This is still a problem area for the whole sports tracking industry. The most accurate way to track advanced metrics such as heart rate or body position is still by a chest strap, yet it's uncomfortable and ungainly. However, looking around the market, there's little serous competition to the Fenix 3's versatility and accuracy from any of the new pretenders β even from the likes of Mio.
When you're out on a run or cycle, the information is displayed over three screens, which you use the physical buttons to cycle through. We tended to settle on the distance and pace screen, but if you're training using heart rate zones, there's a screen for that too.
Unlike the Vivoactive, the data is displayed more clearly, with big numbers that are easy to glance at your stats while you're in the zone, and the big hefty buttons on the side are easy to press mid-stride, and we were comfortable making tweaks while out on the trails.
Garmin Fenix 3: The app
Of course, when you get home you'll want to review your stats, which means firing up the smartphone app. Fortunately, the Fenix 3 has been given access to the Garmin Connect mobile app, which s available for iOS and Android.

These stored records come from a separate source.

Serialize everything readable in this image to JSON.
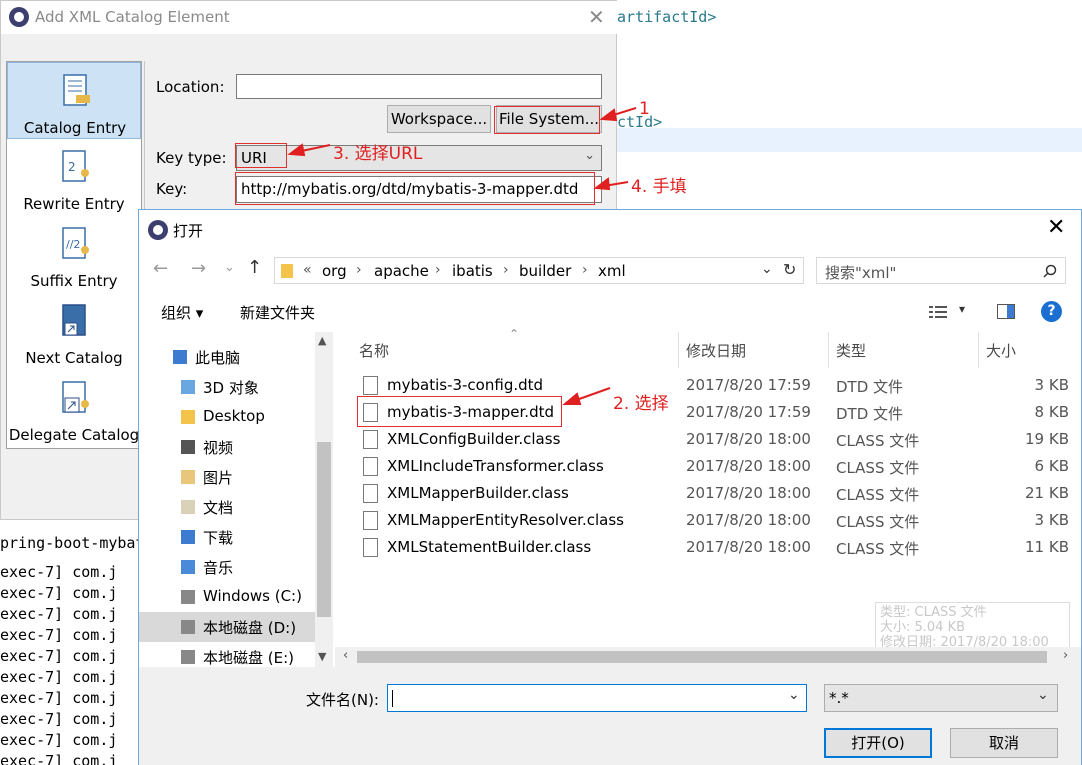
{
  "background": {
    "code_lines": [
      "/artifactId>",
      "ctId>"
    ],
    "console_lines": [
      "pring-boot-mybati",
      "exec-7] com.j",
      "exec-7] com.j",
      "exec-7] com.j",
      "exec-7] com.j",
      "exec-7] com.j",
      "exec-7] com.j",
      "exec-7] com.j",
      "exec-7] com.j",
      "exec-7] com.j",
      "exec-7] com.j"
    ]
  },
  "xml_dialog": {
    "title": "Add XML Catalog Element",
    "close": "✕",
    "sidebar": [
      {
        "label": "Catalog Entry",
        "selected": true,
        "icon": "catalog-entry-icon"
      },
      {
        "label": "Rewrite Entry",
        "selected": false,
        "icon": "rewrite-entry-icon"
      },
      {
        "label": "Suffix Entry",
        "selected": false,
        "icon": "suffix-entry-icon"
      },
      {
        "label": "Next Catalog",
        "selected": false,
        "icon": "next-catalog-icon"
      },
      {
        "label": "Delegate Catalog",
        "selected": false,
        "icon": "delegate-catalog-icon"
      }
    ],
    "location_label": "Location:",
    "location_value": "",
    "workspace_button": "Workspace...",
    "filesystem_button": "File System...",
    "key_type_label": "Key type:",
    "key_type_value": "URI",
    "key_label": "Key:",
    "key_value": "http://mybatis.org/dtd/mybatis-3-mapper.dtd"
  },
  "annotations": {
    "a1": "1",
    "a2": "2. 选择",
    "a3": "3. 选择URL",
    "a4": "4. 手填",
    "color": "#e02020"
  },
  "open_dialog": {
    "title": "打开",
    "close": "✕",
    "breadcrumb_prefix": "«",
    "breadcrumb": [
      "org",
      "apache",
      "ibatis",
      "builder",
      "xml"
    ],
    "search_placeholder": "搜索\"xml\"",
    "organize": "组织 ▾",
    "new_folder": "新建文件夹",
    "help": "?",
    "nav_items": [
      {
        "label": "此电脑",
        "icon": "pc-icon"
      },
      {
        "label": "3D 对象",
        "icon": "3d-objects-icon"
      },
      {
        "label": "Desktop",
        "icon": "desktop-folder-icon"
      },
      {
        "label": "视频",
        "icon": "videos-icon"
      },
      {
        "label": "图片",
        "icon": "pictures-icon"
      },
      {
        "label": "文档",
        "icon": "documents-icon"
      },
      {
        "label": "下载",
        "icon": "downloads-icon"
      },
      {
        "label": "音乐",
        "icon": "music-icon"
      },
      {
        "label": "Windows (C:)",
        "icon": "drive-icon"
      },
      {
        "label": "本地磁盘 (D:)",
        "icon": "drive-icon",
        "selected": true
      },
      {
        "label": "本地磁盘 (E:)",
        "icon": "drive-icon"
      }
    ],
    "columns": [
      "名称",
      "修改日期",
      "类型",
      "大小"
    ],
    "files": [
      {
        "name": "mybatis-3-config.dtd",
        "date": "2017/8/20 17:59",
        "type": "DTD 文件",
        "size": "3 KB"
      },
      {
        "name": "mybatis-3-mapper.dtd",
        "date": "2017/8/20 17:59",
        "type": "DTD 文件",
        "size": "8 KB"
      },
      {
        "name": "XMLConfigBuilder.class",
        "date": "2017/8/20 18:00",
        "type": "CLASS 文件",
        "size": "19 KB"
      },
      {
        "name": "XMLIncludeTransformer.class",
        "date": "2017/8/20 18:00",
        "type": "CLASS 文件",
        "size": "6 KB"
      },
      {
        "name": "XMLMapperBuilder.class",
        "date": "2017/8/20 18:00",
        "type": "CLASS 文件",
        "size": "21 KB"
      },
      {
        "name": "XMLMapperEntityResolver.class",
        "date": "2017/8/20 18:00",
        "type": "CLASS 文件",
        "size": "3 KB"
      },
      {
        "name": "XMLStatementBuilder.class",
        "date": "2017/8/20 18:00",
        "type": "CLASS 文件",
        "size": "11 KB"
      }
    ],
    "tooltip": [
      "类型: CLASS 文件",
      "大小: 5.04 KB",
      "修改日期: 2017/8/20 18:00"
    ],
    "filename_label": "文件名(N):",
    "filename_value": "",
    "filter_value": "*.*",
    "open_button": "打开(O)",
    "cancel_button": "取消"
  }
}
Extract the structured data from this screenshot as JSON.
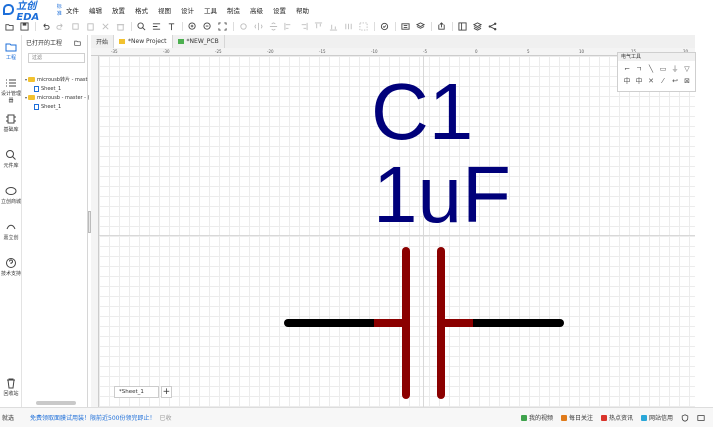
{
  "app": {
    "logo_text": "立创EDA",
    "logo_edition": "标准"
  },
  "menu": [
    "文件",
    "编辑",
    "放置",
    "格式",
    "视图",
    "设计",
    "工具",
    "制造",
    "高级",
    "设置",
    "帮助"
  ],
  "rail": [
    {
      "label": "工程",
      "icon": "project-folder-icon"
    },
    {
      "label": "设计管理器",
      "icon": "design-manager-icon"
    },
    {
      "label": "基础库",
      "icon": "basic-library-icon"
    },
    {
      "label": "元件库",
      "icon": "component-search-icon"
    },
    {
      "label": "立创商城",
      "icon": "lcsc-store-icon"
    },
    {
      "label": "嘉立创",
      "icon": "jlc-icon"
    },
    {
      "label": "技术支持",
      "icon": "support-icon"
    },
    {
      "label": "回收站",
      "icon": "trash-icon"
    }
  ],
  "panel": {
    "title": "已打开的工程",
    "filter_placeholder": "过滤",
    "tree": [
      {
        "label": "microusb转片 - mast",
        "type": "folder"
      },
      {
        "label": "Sheet_1",
        "type": "file"
      },
      {
        "label": "microusb - master - (",
        "type": "folder"
      },
      {
        "label": "Sheet_1",
        "type": "file"
      }
    ]
  },
  "tabs": [
    {
      "label": "开始",
      "type": "plain"
    },
    {
      "label": "*New Project",
      "type": "schematic"
    },
    {
      "label": "*NEW_PCB",
      "type": "pcb"
    }
  ],
  "ruler": {
    "ticks": [
      "-35",
      "-30",
      "-25",
      "-20",
      "-15",
      "-10",
      "-5",
      "0",
      "5",
      "10",
      "15",
      "20"
    ]
  },
  "schematic": {
    "designator": "C1",
    "value": "1uF"
  },
  "electrical_tools": {
    "title": "电气工具",
    "icons": [
      "wire-icon",
      "bus-icon",
      "bus-entry-icon",
      "net-label-icon",
      "net-flag-gnd-icon",
      "net-flag-vcc-icon",
      "net-port-icon",
      "no-connect-icon",
      "voltage-probe-icon",
      "pin-icon",
      "junction-icon",
      "netlabel-arrow-icon"
    ]
  },
  "sheet_tab": "*Sheet_1",
  "status": {
    "left": "就选",
    "promo": "免费领取面膜试用装！限前近500份领完即止！",
    "dim": "已收",
    "right": [
      {
        "label": "我的视频",
        "color": "#3fa34d"
      },
      {
        "label": "每日关注",
        "color": "#e07b1a"
      },
      {
        "label": "热点资讯",
        "color": "#d9342b"
      },
      {
        "label": "网站信用",
        "color": "#2aa7d8"
      }
    ]
  }
}
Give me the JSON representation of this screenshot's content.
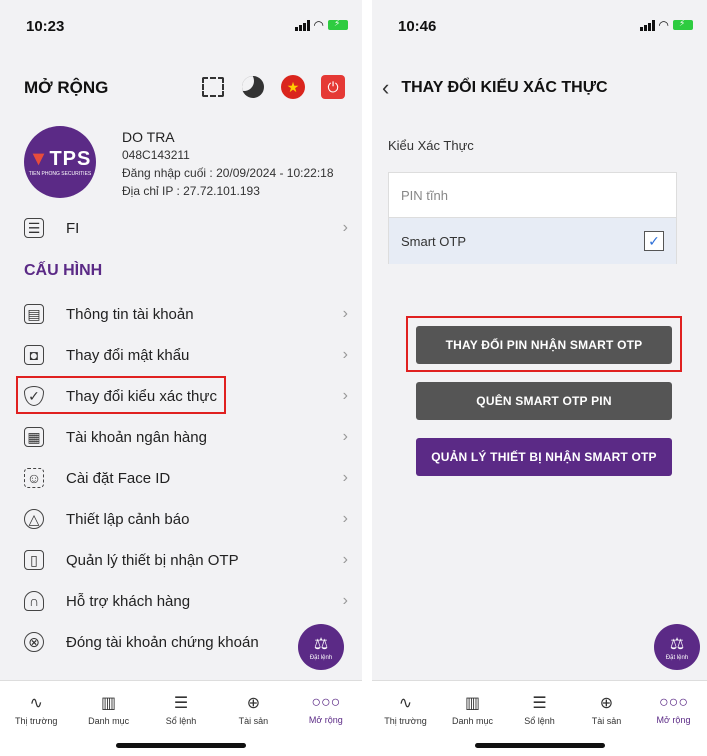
{
  "left": {
    "time": "10:23",
    "title": "MỞ RỘNG",
    "profile": {
      "logo_text": "TPS",
      "logo_sub": "TIEN PHONG SECURITIES",
      "name": "DO TRA",
      "account": "048C143211",
      "last_login": "Đăng nhập cuối : 20/09/2024 - 10:22:18",
      "ip": "Địa chỉ IP : 27.72.101.193"
    },
    "fi_item": "FI",
    "section_title": "CẤU HÌNH",
    "items": [
      {
        "label": "Thông tin tài khoản",
        "icon": "id-card-icon"
      },
      {
        "label": "Thay đổi mật khẩu",
        "icon": "lock-icon"
      },
      {
        "label": "Thay đổi kiểu xác thực",
        "icon": "shield-check-icon"
      },
      {
        "label": "Tài khoản ngân hàng",
        "icon": "bank-icon"
      },
      {
        "label": "Cài đặt Face ID",
        "icon": "face-id-icon"
      },
      {
        "label": "Thiết lập cảnh báo",
        "icon": "bell-icon"
      },
      {
        "label": "Quản lý thiết bị nhận OTP",
        "icon": "device-icon"
      },
      {
        "label": "Hỗ trợ khách hàng",
        "icon": "headset-icon"
      },
      {
        "label": "Đóng tài khoản chứng khoán",
        "icon": "close-account-icon"
      }
    ],
    "fab_label": "Đặt lệnh"
  },
  "right": {
    "time": "10:46",
    "title": "THAY ĐỔI KIỂU XÁC THỰC",
    "field_label": "Kiểu Xác Thực",
    "options": [
      "PIN tĩnh",
      "Smart OTP"
    ],
    "selected_option": "Smart OTP",
    "buttons": {
      "change_pin": "THAY ĐỔI PIN NHẬN SMART OTP",
      "forgot_pin": "QUÊN SMART OTP PIN",
      "manage_devices": "QUẢN LÝ THIẾT BỊ NHẬN SMART OTP"
    },
    "fab_label": "Đặt lệnh"
  },
  "tabs": [
    "Thị trường",
    "Danh mục",
    "Sổ lệnh",
    "Tài sản",
    "Mở rộng"
  ],
  "active_tab": "Mở rộng",
  "colors": {
    "brand": "#5b2a86",
    "highlight": "#e02020",
    "button_gray": "#555555"
  }
}
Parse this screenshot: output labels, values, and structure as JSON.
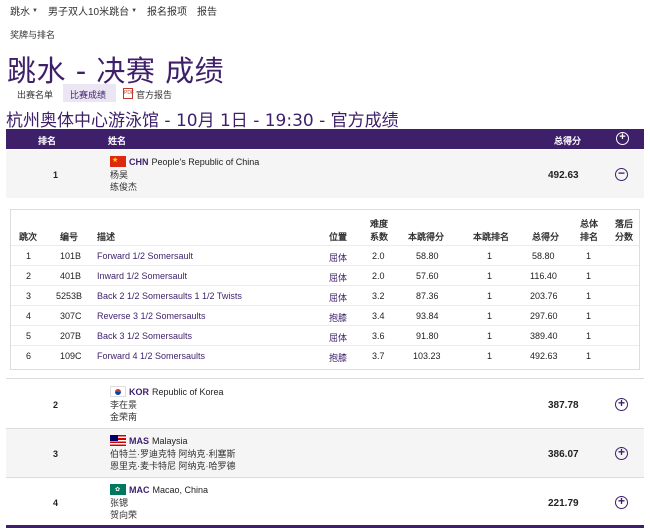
{
  "top_nav": [
    {
      "label": "跳水",
      "has_menu": true
    },
    {
      "label": "男子双人10米跳台",
      "has_menu": true
    },
    {
      "label": "报名报项",
      "has_menu": false
    },
    {
      "label": "报告",
      "has_menu": false
    }
  ],
  "sub_link": "奖牌与排名",
  "page_title": "跳水 - 决赛 成绩",
  "tabs": [
    {
      "label": "出赛名单",
      "active": false
    },
    {
      "label": "比赛成绩",
      "active": true
    },
    {
      "label": "官方报告",
      "active": false,
      "icon": "pdf-icon",
      "icon_text": "PDF"
    }
  ],
  "venue_line": "杭州奥体中心游泳馆 - 10月 1日 - 19:30 - 官方成绩",
  "table_header": {
    "rank": "排名",
    "name": "姓名",
    "total": "总得分"
  },
  "dive_columns": {
    "round": "跳次",
    "number": "编号",
    "description": "描述",
    "position": "位置",
    "difficulty": [
      "难度",
      "系数"
    ],
    "dive_score": "本跳得分",
    "dive_rank": "本跳排名",
    "total": "总得分",
    "overall_rank": [
      "总体",
      "排名"
    ],
    "behind": [
      "落后",
      "分数"
    ]
  },
  "results": [
    {
      "rank": "1",
      "code": "CHN",
      "country": "People's Republic of China",
      "athletes": [
        "杨昊",
        "练俊杰"
      ],
      "total": "492.63",
      "expanded": true,
      "flag": "chn"
    },
    {
      "rank": "2",
      "code": "KOR",
      "country": "Republic of Korea",
      "athletes": [
        "李在景",
        "金荣南"
      ],
      "total": "387.78",
      "expanded": false,
      "flag": "kor"
    },
    {
      "rank": "3",
      "code": "MAS",
      "country": "Malaysia",
      "athletes": [
        "伯特兰·罗迪克特 阿纳克·利塞斯",
        "恩里克·麦卡特尼 阿纳克·哈罗德"
      ],
      "total": "386.07",
      "expanded": false,
      "flag": "mas"
    },
    {
      "rank": "4",
      "code": "MAC",
      "country": "Macao, China",
      "athletes": [
        "张锶",
        "贺向荣"
      ],
      "total": "221.79",
      "expanded": false,
      "flag": "mac"
    }
  ],
  "dives": [
    {
      "round": "1",
      "number": "101B",
      "description": "Forward 1/2 Somersault",
      "position": "屈体",
      "difficulty": "2.0",
      "score": "58.80",
      "dive_rank": "1",
      "total": "58.80",
      "overall": "1",
      "behind": ""
    },
    {
      "round": "2",
      "number": "401B",
      "description": "Inward 1/2 Somersault",
      "position": "屈体",
      "difficulty": "2.0",
      "score": "57.60",
      "dive_rank": "1",
      "total": "116.40",
      "overall": "1",
      "behind": ""
    },
    {
      "round": "3",
      "number": "5253B",
      "description": "Back 2 1/2 Somersaults 1 1/2 Twists",
      "position": "屈体",
      "difficulty": "3.2",
      "score": "87.36",
      "dive_rank": "1",
      "total": "203.76",
      "overall": "1",
      "behind": ""
    },
    {
      "round": "4",
      "number": "307C",
      "description": "Reverse 3 1/2 Somersaults",
      "position": "抱膝",
      "difficulty": "3.4",
      "score": "93.84",
      "dive_rank": "1",
      "total": "297.60",
      "overall": "1",
      "behind": ""
    },
    {
      "round": "5",
      "number": "207B",
      "description": "Back 3 1/2 Somersaults",
      "position": "屈体",
      "difficulty": "3.6",
      "score": "91.80",
      "dive_rank": "1",
      "total": "389.40",
      "overall": "1",
      "behind": ""
    },
    {
      "round": "6",
      "number": "109C",
      "description": "Forward 4 1/2 Somersaults",
      "position": "抱膝",
      "difficulty": "3.7",
      "score": "103.23",
      "dive_rank": "1",
      "total": "492.63",
      "overall": "1",
      "behind": ""
    }
  ],
  "colors": {
    "brand": "#3d1f6a",
    "tab_active_bg": "#ece5f3",
    "row_alt_bg": "#f5f5f5"
  },
  "icons": {
    "expand": "plus-circle-icon",
    "collapse": "minus-circle-icon",
    "menu": "caret-down-icon"
  }
}
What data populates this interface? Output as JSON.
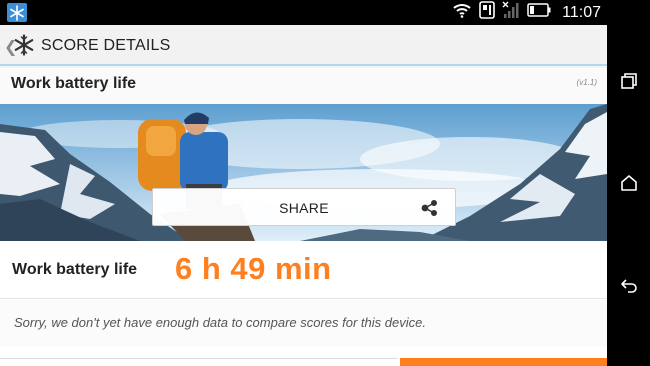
{
  "status_bar": {
    "time": "11:07",
    "icons": [
      "snowflake-app-icon",
      "wifi-icon",
      "nfc-icon",
      "no-signal-icon",
      "battery-icon"
    ]
  },
  "action_bar": {
    "title": "SCORE DETAILS",
    "icons": [
      "back-chevron-icon",
      "snowflake-logo-icon"
    ]
  },
  "card": {
    "title": "Work battery life",
    "version": "(v1.1)",
    "share_label": "SHARE",
    "result_label": "Work battery life",
    "result_value": "6 h 49 min",
    "compare_note": "Sorry, we don't yet have enough data to compare scores for this device."
  },
  "nav_bar": {
    "icons": [
      "recent-apps-icon",
      "home-icon",
      "back-icon"
    ]
  },
  "colors": {
    "accent_orange": "#ff7f1e",
    "action_bar_divider": "#b6d6ea",
    "app_icon_blue": "#3a8fd6"
  }
}
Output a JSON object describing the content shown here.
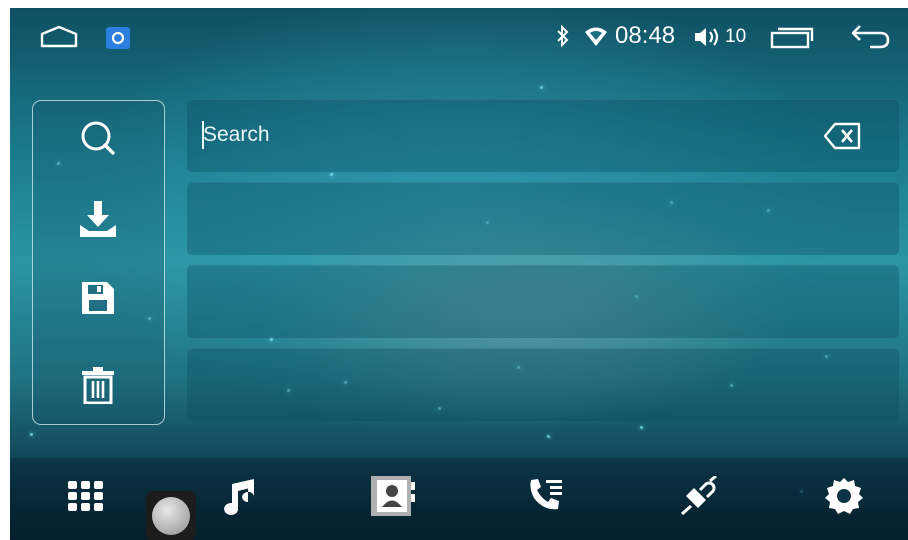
{
  "status_bar": {
    "time": "08:48",
    "volume": "10",
    "icons": [
      "home-icon",
      "app-notification-icon",
      "bluetooth-icon",
      "wifi-icon",
      "speaker-icon",
      "recent-apps-icon",
      "back-icon"
    ]
  },
  "sidebar": {
    "buttons": [
      "search-icon",
      "download-icon",
      "save-icon",
      "delete-icon"
    ]
  },
  "search": {
    "placeholder": "Search",
    "value": ""
  },
  "list_rows": [
    "",
    "",
    ""
  ],
  "bottom_nav": {
    "items": [
      "dialpad-icon",
      "music-icon",
      "contacts-icon",
      "call-log-icon",
      "link-icon",
      "settings-icon"
    ]
  },
  "colors": {
    "accent": "#2b95a3",
    "foreground": "#ffffff"
  }
}
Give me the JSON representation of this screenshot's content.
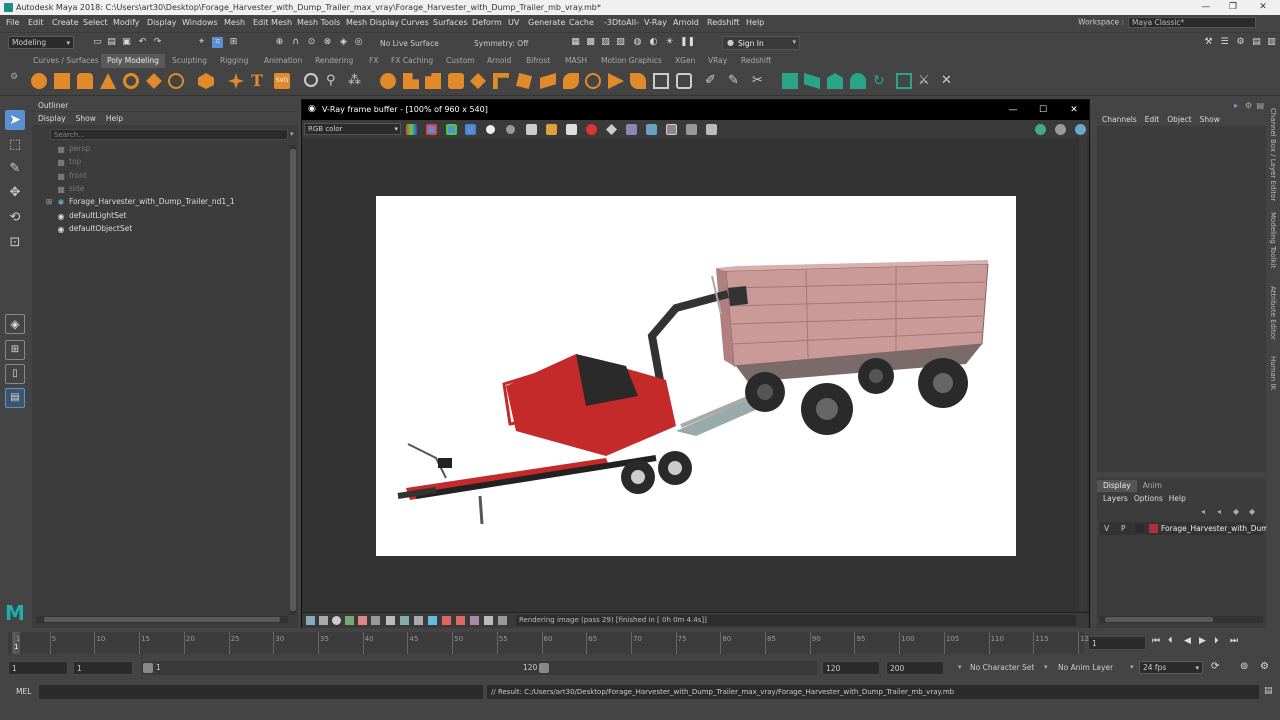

The app itself is superb and certainly one of the best in the business. What's more, there's a web-based version with a host of options, from plotting running routes to taking on your friends in challenges to earn badges.
The mobile app is extremely well laid out, and for the most part, seamless to use. Everything synced quickly and easily, without the frustrating limbos we've experiences using other fitness trackers.
All workouts are laid out in chronological order, and you can quickly delve into stats, which are tabbed across the top, so it's not too overwhelming. At the moment, there's not a great deal of analysis within the app, and you'll need to rely on your own experience to decipher the data.
With the built in compass, you can set up advanced workouts using the online Garmin Connect before you head up, and have the watch guide you on waypoints, which really helps when out on the trails.
Garmin Fenix 3: Smartwatch notifications
A new addition to the updated Fenix 3 is smartwatch style notifications. When paired with your smartphone β and in range β any notification will flash up on the watch, and prompt you with a buzz.
It's a decent system, and it works well β no matter which applications you use. However, it doesn't work as well as the Gamin Vivoactive, partly because of the decreased screen legibility, and because notifications can be split across multiple screens, requiring you to hit the down button to read the second half of the message.
Again, it comes back to whether you intend to wear the Garmin every day. As a smartwatch it's not terribly effective, but if your phone starts ringing in the middle of a trail run, it's extremely handy to see whether it's worth answering or ignoring.
- Huge array of sports
- Tonnes of top level data
- Looks great
- Sapphire version is crazy expensive
- Smartwatch features could be better
- Big, bulky and masculine